The conjugative plasmid pIJ101 of the spore-forming bacterium Streptomyces lividans contains a regulatory gene, korB, whose product is required to repress potentially lethal expression of the pIJ101 kilB gene. The KorB protein also auto-regulates korB gene expression and may be involved in control of pIJ101 copy number. KorB (pIJ101) is expressed as a 10-kDa protein in S. lividans that is immediately processed to a mature 6-kDa repressor molecule. The conjugative Streptomyces cyanogenus plasmid pSB24.1 is deleted upon entry into S. lividans to form pSB24.2, a nonconjugative derivative that contains a korB gene nearly identical to that of pIJ101. Previous evidence that korB of pSB24.2 is capable of overriding pIJ101 kilB-associated lethality supported the notion that pIJ101 and pSB24.2 encode highly related, perhaps even identical conjugation systems. Here we show that KorB (pIJ101) and KorB (pSB24.2) repress transcription from the pIJ101 kilB promoter equally well, although differences exist with respect to their interactions with kilB promoter sequences. Despite high sequence and functional similarities, KorB (pSB24.2) was found to exist as multiple stable forms ranging in size from 10 to 6 kDa both in S. lividans and S. cyanogenus. Immediate processing of KorB (pIJ101) exclusively to the 6-kDa repressor form meanwhile was conserved between the two species. A feature common to both proteins was a marked increase in expression or accumulation upon sporulation, an occurrence that may indicate a particular need for increased quantities of this regulatory protein upon spore germination and resumption of active growth of plasmid-containing cells.

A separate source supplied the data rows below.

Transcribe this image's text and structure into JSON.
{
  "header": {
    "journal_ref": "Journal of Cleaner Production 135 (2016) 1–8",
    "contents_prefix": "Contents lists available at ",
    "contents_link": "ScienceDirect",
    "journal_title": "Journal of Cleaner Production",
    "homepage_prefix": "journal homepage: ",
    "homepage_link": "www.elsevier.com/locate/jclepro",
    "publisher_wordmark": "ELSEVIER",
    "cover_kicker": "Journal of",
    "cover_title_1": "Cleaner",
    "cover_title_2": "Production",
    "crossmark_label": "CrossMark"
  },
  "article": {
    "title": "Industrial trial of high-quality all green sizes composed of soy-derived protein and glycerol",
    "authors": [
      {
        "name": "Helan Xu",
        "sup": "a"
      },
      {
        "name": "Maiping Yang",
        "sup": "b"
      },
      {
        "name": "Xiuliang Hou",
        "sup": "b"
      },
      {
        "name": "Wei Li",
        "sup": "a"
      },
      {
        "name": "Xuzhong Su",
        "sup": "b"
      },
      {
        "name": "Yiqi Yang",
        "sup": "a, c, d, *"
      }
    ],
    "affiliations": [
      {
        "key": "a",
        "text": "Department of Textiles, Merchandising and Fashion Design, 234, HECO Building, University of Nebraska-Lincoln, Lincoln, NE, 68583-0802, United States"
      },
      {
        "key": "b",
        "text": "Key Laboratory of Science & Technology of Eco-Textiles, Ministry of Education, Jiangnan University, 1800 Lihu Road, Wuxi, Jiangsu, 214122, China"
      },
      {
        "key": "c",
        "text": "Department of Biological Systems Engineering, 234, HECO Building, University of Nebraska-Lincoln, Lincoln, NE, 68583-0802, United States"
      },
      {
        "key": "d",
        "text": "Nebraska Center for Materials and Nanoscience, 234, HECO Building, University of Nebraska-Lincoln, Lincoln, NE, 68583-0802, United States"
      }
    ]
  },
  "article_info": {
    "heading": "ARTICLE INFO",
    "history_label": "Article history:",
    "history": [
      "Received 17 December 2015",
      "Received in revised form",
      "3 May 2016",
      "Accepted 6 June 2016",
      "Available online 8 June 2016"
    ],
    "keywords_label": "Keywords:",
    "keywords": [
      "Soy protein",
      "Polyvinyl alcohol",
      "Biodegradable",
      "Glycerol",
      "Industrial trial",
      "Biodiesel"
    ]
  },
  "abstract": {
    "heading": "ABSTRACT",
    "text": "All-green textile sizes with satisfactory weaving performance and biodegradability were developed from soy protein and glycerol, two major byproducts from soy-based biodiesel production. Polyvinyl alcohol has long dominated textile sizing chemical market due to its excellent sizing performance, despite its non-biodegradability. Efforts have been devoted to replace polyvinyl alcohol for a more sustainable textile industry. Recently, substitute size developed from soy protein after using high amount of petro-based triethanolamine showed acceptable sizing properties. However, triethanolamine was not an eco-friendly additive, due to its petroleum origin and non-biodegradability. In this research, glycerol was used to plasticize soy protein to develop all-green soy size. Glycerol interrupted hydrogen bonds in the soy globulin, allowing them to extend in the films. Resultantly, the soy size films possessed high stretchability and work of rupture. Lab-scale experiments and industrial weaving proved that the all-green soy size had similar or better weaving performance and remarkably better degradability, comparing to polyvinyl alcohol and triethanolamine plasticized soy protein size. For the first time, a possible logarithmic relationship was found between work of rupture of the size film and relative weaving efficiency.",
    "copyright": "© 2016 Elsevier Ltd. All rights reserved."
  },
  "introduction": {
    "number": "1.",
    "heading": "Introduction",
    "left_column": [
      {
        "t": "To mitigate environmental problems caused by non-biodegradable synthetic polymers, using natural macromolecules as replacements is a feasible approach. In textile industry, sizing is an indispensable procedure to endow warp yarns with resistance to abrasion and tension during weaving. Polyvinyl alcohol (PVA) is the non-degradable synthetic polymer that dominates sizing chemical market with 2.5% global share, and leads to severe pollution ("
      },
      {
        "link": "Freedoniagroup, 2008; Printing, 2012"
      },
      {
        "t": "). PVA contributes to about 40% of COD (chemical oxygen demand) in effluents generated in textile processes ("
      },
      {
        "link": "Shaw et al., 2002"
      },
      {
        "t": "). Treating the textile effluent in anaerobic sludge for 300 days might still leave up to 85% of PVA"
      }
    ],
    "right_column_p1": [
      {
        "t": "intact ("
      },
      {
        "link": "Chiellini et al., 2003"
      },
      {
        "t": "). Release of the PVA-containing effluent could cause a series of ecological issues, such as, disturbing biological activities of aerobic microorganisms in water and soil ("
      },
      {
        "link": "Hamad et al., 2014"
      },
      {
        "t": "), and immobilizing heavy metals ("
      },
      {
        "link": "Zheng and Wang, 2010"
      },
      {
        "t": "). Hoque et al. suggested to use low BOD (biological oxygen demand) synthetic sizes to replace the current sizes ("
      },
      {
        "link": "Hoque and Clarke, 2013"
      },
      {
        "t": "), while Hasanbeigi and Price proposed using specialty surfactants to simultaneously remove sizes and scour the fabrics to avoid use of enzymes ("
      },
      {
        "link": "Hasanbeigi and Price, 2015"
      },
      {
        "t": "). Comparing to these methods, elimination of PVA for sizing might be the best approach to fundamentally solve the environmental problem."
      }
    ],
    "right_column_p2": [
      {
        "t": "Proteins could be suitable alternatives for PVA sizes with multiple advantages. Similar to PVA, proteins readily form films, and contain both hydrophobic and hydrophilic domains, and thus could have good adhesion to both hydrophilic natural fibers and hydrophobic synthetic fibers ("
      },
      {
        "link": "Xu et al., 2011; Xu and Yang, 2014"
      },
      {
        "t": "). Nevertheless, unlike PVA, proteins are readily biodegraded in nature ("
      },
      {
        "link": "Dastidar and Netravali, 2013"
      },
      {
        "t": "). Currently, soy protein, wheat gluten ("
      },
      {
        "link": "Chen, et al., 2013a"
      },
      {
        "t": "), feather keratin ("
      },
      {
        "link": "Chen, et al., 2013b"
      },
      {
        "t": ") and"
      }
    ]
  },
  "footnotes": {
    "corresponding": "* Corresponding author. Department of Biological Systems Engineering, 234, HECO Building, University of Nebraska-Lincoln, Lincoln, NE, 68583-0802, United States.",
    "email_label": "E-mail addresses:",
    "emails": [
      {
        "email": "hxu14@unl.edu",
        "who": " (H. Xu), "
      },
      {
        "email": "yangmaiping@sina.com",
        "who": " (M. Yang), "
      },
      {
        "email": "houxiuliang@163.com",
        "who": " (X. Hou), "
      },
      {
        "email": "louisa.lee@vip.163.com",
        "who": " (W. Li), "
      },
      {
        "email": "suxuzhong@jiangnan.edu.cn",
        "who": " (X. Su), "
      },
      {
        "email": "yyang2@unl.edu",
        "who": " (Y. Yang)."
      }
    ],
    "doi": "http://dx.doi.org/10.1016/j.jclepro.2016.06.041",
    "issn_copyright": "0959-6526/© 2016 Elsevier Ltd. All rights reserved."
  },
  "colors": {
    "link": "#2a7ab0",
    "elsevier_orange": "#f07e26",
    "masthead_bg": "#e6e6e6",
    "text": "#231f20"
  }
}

Publication Source (Journal or Book title)
Journal of Bacteriology
Ducote, M., & Pettis, G. (2003). Common and distinguishing regulatory and expression characteristics of the highly related KorB proteins of Streptomycete plasmids pIJ101 and pSB24.2. Journal of Bacteriology, 185 (13), 3780-3787. https://doi.org/10.1128/JB.185.13.3780-3787.2003